    So, What do you say?
    Thank you for your time and attention.
    Lesley Rutz
    Tri-Tech Skills Center

  • Robert Brumbelow

    I used to be the kind of worker who was first in and last out. If I finished my work early, I took on more responsibility. If the work day ended and there was still work to be done, I stayed on and finished it. I was promoted quickly and had a very good paying job split between training, support and management. Then a congenital brain condition sidelined me 12 years ago. I tried every standard treatment, put myself out as a test subject, no joy. However neuroscience has come a long way over the past decade + and it looks like there are a pair of treatments that could get me back on the road to recovery.

    Given the above and my age (early 40′s) and presuming I am unable to get the funds together to be retrained. Is there a market for men who have a strong work ethic, big loyalty, learn quickly and can train others? I am praying my funding for treatment will come through (at the least) and my doctors will release me back to work. Where would I even start? I have lived globally and would relocate anywhere, though with my parents approaching 70 and 85 respectively it would be nice to be on the same continent.

  • Cheryl Niño
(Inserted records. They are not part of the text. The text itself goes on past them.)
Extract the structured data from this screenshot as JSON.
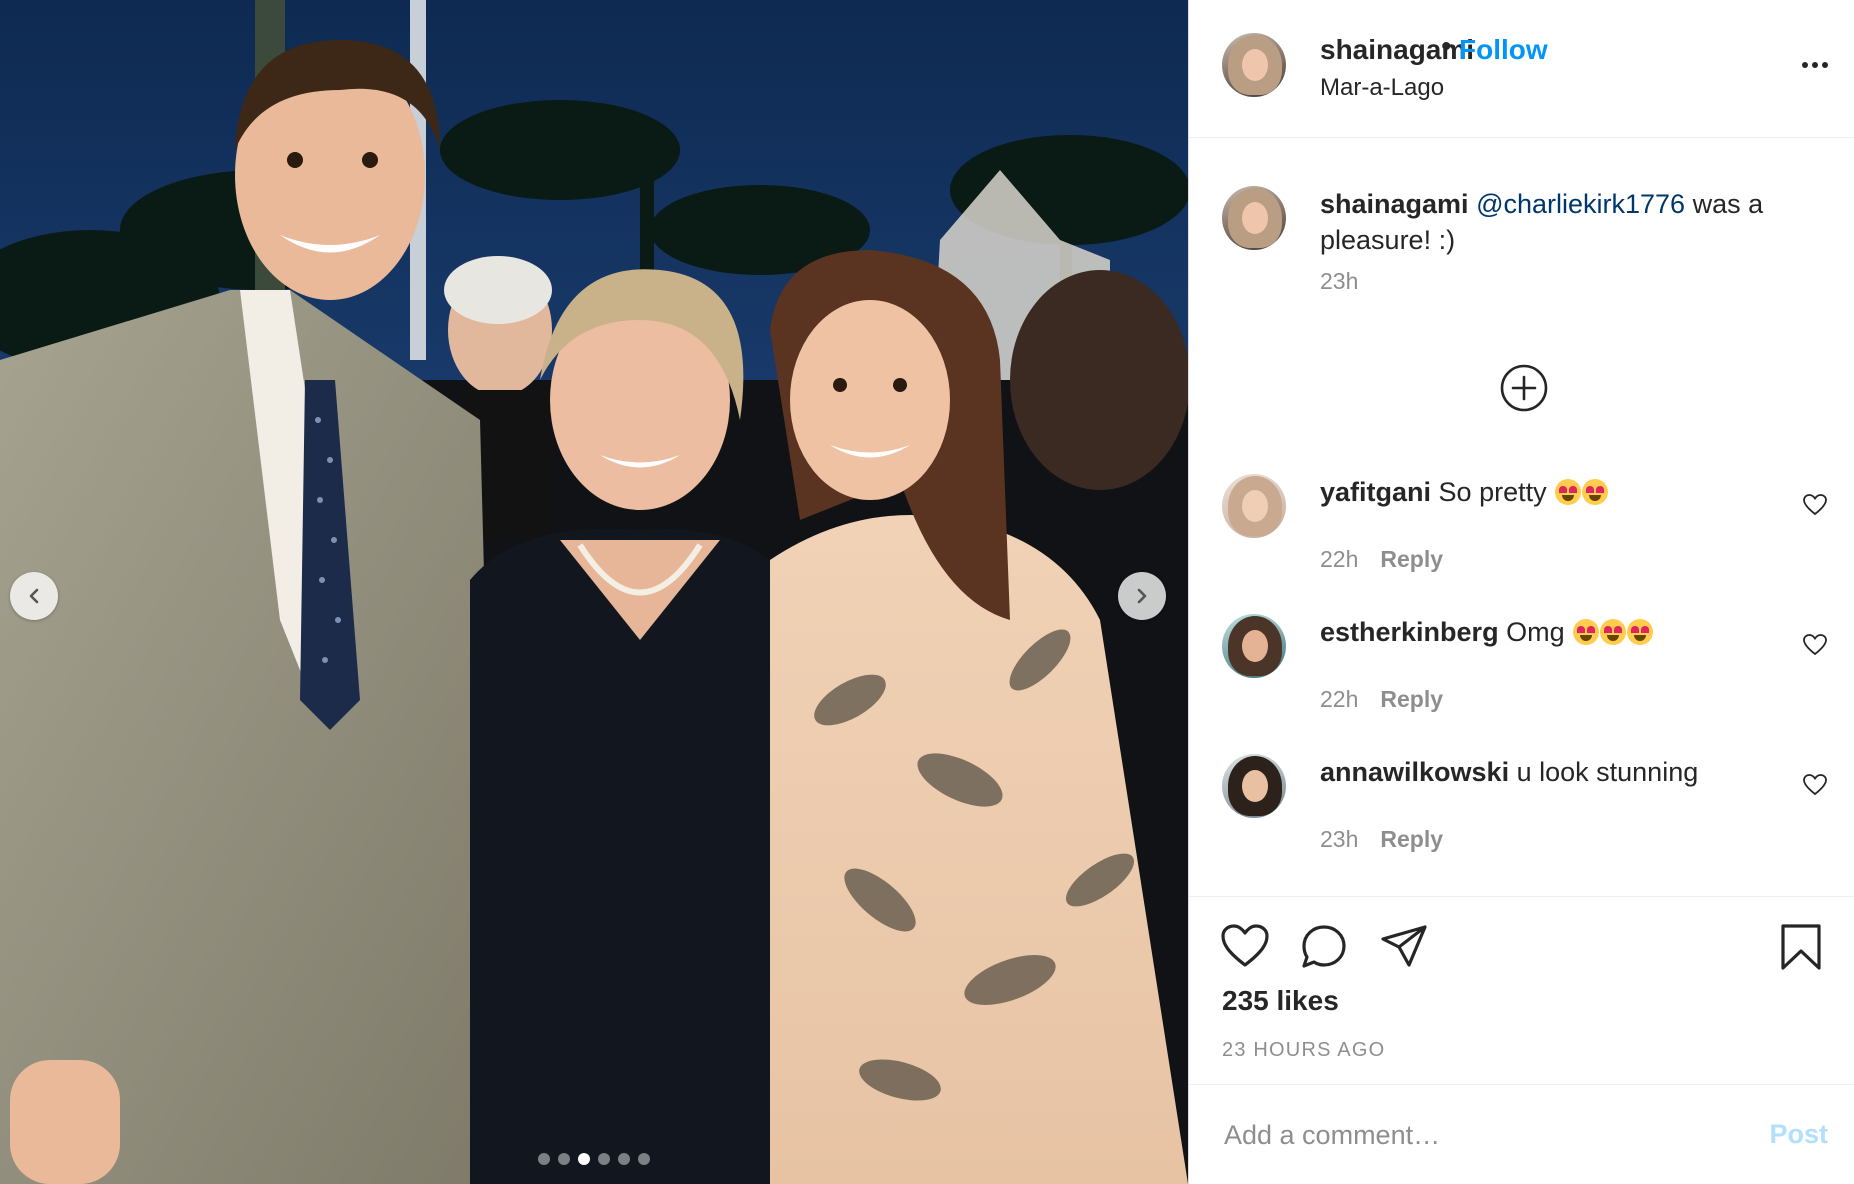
{
  "post": {
    "username": "shainagami",
    "follow_label": "Follow",
    "separator": "•",
    "location": "Mar-a-Lago",
    "caption_user": "shainagami",
    "caption_mention": "@charliekirk1776",
    "caption_text": " was a pleasure! :)",
    "caption_time": "23h",
    "likes": "235 likes",
    "posted_ago": "23 HOURS AGO"
  },
  "carousel": {
    "slide_count": 6,
    "active_slide": 3
  },
  "comments": [
    {
      "user": "yafitgani",
      "text": "So pretty",
      "emojis": 2,
      "time": "22h",
      "reply": "Reply"
    },
    {
      "user": "estherkinberg",
      "text": "Omg",
      "emojis": 3,
      "time": "22h",
      "reply": "Reply"
    },
    {
      "user": "annawilkowski",
      "text": "u look stunning",
      "emojis": 0,
      "time": "23h",
      "reply": "Reply"
    }
  ],
  "composer": {
    "placeholder": "Add a comment…",
    "post_label": "Post"
  },
  "icons": {
    "more": "more-options-icon",
    "like": "heart-icon",
    "comment": "comment-icon",
    "share": "paper-plane-icon",
    "save": "bookmark-icon",
    "load_more": "plus-circle-icon"
  },
  "colors": {
    "link_blue": "#0095f6",
    "post_disabled": "#b2dffc",
    "muted": "#8e8e8e",
    "text": "#262626"
  }
}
    I saw you on the Queen Latifah show this morning and you gave me hope for the future. My husband worked for the city we live in for 24 years and 3 months before being laid off in 2009. He was an engineering technician II for the public works department. He began his career in the mechanical engineering field in Michigan. We moved out of Michigan in 1980 because of it’s bad economy and high unemployment rate. We settled in a small town in New Mexico with one engineering company. My husband went in to see what kind of engineering they did while I waited in the car. After a while he came out with one of the company owners, opened the trunk and showed him one of his drawings from his mechanical engineering job and was hired on the spot. He is 56 years old and I am afraid he will not find another job in this field and it is all he has ever done professionally. He has taught himself automotive repair over the years and is meticulous. He is willing to take a position outside of his field of experience but because of his extensive experience in the engineering field and his age, he is not getting any offers for any job. He was raised in a large family and began working when he was a child, picking beans when he wasn’t in school, to help the family. We live on less than $1500. 00 a month and use our local food bank for our food. I am thankful for all the help we are receiving but I hope for the day I can give back to my community. I am discouraged by the amount of time he has been out of work and wonder if he will ever be employed again. He gets depressed that he cannot support us but he keeps trying. Can you recommend a field of employment he could be retrained in? Please help us to be self sufficient again so that we can give back to others.

  • avengeflipper

    My son is very bright. He’s 19. He graduated 10th in his class and had a 23 on his ACT. He was planning to join the military, but it fell through when he broke his wrist during future soldier (pre enlistment) training. He’s not really interested in college. He is interested in things like tiny houses and that sort of thing. He can use his wrist, but apparently, not to the degree the Army wants him to. What he loves is building and fixing things around the house. I know of very few 19 year olds who ask for a drill for Christmas.

    We have no idea where to start. I’m a teacher and my husband works on computers. This is out of our roundhouse. We live in Ohio. Where would we start for something like this.

  • Stephen L Staik

    Mike, I have 8 years experience working in Higher Education after June 30 I was layoff. I have BA in Human Services and MS in College Student Affairs. Right now I work three jobs Driver for Dominos pizza which I hate ! Other two jobs are Working for city at golf course as golf attendant and Working for Medical Transport company as a driver ( which is willing pay for EMT, Paramedic or other mean better yourself for the company). Right now I am looking for some real life experience where I can apply it for my future career goals.